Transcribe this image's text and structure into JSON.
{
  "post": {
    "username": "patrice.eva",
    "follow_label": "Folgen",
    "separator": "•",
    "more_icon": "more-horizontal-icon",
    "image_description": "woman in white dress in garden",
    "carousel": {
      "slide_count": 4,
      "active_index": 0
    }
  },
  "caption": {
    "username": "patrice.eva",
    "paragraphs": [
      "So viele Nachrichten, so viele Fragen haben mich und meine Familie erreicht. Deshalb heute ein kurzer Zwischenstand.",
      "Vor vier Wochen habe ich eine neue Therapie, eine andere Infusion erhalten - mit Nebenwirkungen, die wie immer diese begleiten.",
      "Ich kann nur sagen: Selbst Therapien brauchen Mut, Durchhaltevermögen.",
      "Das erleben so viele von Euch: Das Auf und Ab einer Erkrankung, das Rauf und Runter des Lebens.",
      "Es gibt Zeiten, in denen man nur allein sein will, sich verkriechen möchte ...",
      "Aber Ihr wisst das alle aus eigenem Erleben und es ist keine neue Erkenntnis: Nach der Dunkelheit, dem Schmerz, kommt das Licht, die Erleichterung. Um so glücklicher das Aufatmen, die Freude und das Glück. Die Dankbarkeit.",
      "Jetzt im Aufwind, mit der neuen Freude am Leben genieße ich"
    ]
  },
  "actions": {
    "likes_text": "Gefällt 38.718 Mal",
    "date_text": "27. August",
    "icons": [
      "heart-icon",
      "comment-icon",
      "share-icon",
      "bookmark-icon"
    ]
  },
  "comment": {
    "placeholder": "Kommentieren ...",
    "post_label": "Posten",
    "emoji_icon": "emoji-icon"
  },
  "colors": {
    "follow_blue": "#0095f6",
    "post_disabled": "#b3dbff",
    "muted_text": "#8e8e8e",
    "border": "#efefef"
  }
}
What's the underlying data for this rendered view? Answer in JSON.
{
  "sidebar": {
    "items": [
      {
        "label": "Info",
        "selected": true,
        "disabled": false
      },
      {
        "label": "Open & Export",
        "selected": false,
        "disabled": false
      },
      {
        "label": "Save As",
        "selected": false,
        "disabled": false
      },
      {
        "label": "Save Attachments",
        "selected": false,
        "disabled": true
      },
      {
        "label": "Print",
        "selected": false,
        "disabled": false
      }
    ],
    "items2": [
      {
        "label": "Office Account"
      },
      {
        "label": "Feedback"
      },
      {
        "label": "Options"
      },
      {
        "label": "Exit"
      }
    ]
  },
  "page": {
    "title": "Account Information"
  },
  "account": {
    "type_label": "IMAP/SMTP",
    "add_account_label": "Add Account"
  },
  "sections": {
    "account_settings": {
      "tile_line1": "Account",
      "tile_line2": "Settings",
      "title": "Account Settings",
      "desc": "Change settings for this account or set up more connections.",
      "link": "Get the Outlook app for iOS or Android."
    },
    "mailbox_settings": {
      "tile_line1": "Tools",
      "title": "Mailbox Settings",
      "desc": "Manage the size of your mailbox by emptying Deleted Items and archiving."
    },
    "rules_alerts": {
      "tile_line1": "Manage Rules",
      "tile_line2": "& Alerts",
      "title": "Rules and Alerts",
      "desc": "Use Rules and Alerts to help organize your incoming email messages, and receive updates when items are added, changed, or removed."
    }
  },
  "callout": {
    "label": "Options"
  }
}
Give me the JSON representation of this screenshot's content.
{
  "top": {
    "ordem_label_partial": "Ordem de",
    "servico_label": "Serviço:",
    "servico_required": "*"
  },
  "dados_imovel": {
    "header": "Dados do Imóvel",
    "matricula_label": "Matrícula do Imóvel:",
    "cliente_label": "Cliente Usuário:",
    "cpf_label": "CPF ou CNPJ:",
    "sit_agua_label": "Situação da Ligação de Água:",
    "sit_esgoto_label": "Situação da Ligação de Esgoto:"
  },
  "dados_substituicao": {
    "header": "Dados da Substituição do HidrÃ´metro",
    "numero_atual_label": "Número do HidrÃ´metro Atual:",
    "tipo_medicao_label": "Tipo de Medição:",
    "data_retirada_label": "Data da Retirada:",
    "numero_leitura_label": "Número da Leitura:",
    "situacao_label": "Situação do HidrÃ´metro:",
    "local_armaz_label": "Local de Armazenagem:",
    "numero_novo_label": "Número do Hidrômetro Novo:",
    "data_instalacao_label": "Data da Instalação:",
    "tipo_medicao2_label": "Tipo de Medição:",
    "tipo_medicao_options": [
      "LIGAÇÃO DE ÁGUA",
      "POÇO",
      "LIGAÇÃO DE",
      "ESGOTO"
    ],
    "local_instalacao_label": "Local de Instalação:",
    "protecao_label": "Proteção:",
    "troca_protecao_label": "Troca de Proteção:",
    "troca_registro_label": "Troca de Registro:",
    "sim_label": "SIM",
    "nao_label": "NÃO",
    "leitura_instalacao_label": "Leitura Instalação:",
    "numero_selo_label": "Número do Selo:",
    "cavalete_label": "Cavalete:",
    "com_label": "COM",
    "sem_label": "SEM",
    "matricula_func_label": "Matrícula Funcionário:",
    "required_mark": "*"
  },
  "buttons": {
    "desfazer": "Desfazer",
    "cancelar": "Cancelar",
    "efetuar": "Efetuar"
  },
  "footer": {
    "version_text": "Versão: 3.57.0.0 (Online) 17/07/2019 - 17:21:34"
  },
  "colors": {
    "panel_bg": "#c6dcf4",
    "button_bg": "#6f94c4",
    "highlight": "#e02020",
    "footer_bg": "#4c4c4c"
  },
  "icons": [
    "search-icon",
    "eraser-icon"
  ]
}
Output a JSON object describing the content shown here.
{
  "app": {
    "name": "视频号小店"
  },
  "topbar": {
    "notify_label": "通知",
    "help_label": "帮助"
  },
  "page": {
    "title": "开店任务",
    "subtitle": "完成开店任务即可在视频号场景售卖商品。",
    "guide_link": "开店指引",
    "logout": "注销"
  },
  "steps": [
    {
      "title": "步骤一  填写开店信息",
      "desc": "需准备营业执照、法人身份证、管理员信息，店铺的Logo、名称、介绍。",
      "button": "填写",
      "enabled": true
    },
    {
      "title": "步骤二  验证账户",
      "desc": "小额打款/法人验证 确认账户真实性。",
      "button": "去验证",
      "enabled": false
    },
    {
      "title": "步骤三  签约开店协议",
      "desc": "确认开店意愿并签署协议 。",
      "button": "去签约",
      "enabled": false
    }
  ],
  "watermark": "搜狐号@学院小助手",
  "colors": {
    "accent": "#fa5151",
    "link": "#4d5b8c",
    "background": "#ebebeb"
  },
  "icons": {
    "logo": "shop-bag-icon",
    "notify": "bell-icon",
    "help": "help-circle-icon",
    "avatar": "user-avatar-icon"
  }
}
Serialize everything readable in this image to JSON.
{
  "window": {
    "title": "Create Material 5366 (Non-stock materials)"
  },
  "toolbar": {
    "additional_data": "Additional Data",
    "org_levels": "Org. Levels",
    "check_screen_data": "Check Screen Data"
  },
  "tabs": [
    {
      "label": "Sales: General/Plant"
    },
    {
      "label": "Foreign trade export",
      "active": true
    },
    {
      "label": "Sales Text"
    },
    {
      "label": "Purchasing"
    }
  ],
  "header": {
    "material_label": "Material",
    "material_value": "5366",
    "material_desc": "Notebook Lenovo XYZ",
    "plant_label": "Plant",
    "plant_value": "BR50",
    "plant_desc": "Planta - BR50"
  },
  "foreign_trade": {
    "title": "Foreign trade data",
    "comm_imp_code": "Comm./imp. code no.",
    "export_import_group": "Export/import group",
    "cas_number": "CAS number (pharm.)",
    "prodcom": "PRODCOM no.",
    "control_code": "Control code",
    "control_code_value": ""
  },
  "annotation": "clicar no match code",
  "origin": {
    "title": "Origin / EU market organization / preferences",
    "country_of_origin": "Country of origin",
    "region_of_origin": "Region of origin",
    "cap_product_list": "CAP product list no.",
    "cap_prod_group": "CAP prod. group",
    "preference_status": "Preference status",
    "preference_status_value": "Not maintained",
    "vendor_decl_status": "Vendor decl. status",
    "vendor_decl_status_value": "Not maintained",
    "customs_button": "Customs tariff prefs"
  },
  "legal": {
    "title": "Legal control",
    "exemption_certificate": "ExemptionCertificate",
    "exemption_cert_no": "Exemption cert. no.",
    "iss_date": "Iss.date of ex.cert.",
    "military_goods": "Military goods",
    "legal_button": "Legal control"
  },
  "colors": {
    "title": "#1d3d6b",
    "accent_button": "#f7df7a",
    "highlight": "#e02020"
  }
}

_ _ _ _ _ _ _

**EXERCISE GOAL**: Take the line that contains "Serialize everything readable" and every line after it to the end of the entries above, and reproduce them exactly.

**RESPONSE TO THIS TASK**:
Serialize everything readable in this image to JSON.
{
  "window": {
    "title": "Create Material 5366 (Non-stock materials)"
  },
  "toolbar": {
    "additional_data": "Additional Data",
    "org_levels": "Org. Levels",
    "check_screen_data": "Check Screen Data"
  },
  "tabs": [
    {
      "label": "Sales: General/Plant"
    },
    {
      "label": "Foreign trade export",
      "active": true
    },
    {
      "label": "Sales Text"
    },
    {
      "label": "Purchasing"
    }
  ],
  "header": {
    "material_label": "Material",
    "material_value": "5366",
    "material_desc": "Notebook Lenovo XYZ",
    "plant_label": "Plant",
    "plant_value": "BR50",
    "plant_desc": "Planta - BR50"
  },
  "foreign_trade": {
    "title": "Foreign trade data",
    "comm_imp_code": "Comm./imp. code no.",
    "export_import_group": "Export/import group",
    "cas_number": "CAS number (pharm.)",
    "prodcom": "PRODCOM no.",
    "control_code": "Control code",
    "control_code_value": ""
  },
  "annotation": "clicar no match code",
  "origin": {
    "title": "Origin / EU market organization / preferences",
    "country_of_origin": "Country of origin",
    "region_of_origin": "Region of origin",
    "cap_product_list": "CAP product list no.",
    "cap_prod_group": "CAP prod. group",
    "preference_status": "Preference status",
    "preference_status_value": "Not maintained",
    "vendor_decl_status": "Vendor decl. status",
    "vendor_decl_status_value": "Not maintained",
    "customs_button": "Customs tariff prefs"
  },
  "legal": {
    "title": "Legal control",
    "exemption_certificate": "ExemptionCertificate",
    "exemption_cert_no": "Exemption cert. no.",
    "iss_date": "Iss.date of ex.cert.",
    "military_goods": "Military goods",
    "legal_button": "Legal control"
  },
  "colors": {
    "title": "#1d3d6b",
    "accent_button": "#f7df7a",
    "highlight": "#e02020"
  }
}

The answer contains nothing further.